As Microsoft is about to announce the next-generation Xbox tomorrow, this may be the last day on which we use the term Xbox 720 (“Xbox Infinity” is rumored, but that seems like a very “final/ultimate” type of name… but why not?). Microsoft entered the console market at a time where many doubted that it could be successful as a new comer. After more than a decade, Microsoft now sits at the top of the market, with U.S console and game sales higher than both Sony and Nintendo. The company is about to introduce its next-generation game console, let’s take a look at what it’s likely going to be.
Read full post →Xbox 720: Everything To Look For

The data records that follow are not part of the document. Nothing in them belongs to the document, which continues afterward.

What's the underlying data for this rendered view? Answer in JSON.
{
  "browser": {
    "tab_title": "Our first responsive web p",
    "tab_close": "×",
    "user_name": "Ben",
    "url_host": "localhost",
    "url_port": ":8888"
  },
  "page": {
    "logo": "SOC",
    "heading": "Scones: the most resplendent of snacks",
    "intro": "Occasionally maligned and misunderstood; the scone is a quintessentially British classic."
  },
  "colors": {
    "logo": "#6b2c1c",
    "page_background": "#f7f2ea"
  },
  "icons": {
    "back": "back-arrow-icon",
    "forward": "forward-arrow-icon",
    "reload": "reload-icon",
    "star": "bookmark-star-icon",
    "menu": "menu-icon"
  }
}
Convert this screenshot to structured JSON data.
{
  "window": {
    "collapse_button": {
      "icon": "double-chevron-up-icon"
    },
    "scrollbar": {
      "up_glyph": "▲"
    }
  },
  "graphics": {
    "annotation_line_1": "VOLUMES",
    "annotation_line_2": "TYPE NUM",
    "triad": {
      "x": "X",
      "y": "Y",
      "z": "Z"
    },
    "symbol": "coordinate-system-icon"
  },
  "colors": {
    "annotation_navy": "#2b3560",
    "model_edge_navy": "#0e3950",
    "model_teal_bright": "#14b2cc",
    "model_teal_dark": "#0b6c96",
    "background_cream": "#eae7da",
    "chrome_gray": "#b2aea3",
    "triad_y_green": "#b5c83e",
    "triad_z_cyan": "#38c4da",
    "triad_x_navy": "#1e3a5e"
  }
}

Soon after Google I/O 2013 in which the company announced Hangouts, we reported that video calls initiated through Hangouts app while on AT&T’s data network were not going through. It seemed like as if video chats from this new app were blocked like AT&T had blocked FaceTime when it came out. The company soon released a statement after that, throwing the ball back in Google’s court, saying that it was the Mountain View company that ultimately had the switch in its hands. AT&T also said that they don’t block video chat apps that are not pre-loaded on any Android device.
Today in yet another statement, AT&T assured us that it just might rolled out across the board support for all video chat apps by the end of this year. AT&T says that throughout the second of this year, their aim is to enable pre-loaded video chat apps over cellular for all of their customers, regardless of the device or data plan that they have. As far as the Hangouts issue is concerned, Google has yet to issue a statement of their own, for now AT&T has transferred the onus to them.
Seen at: theverge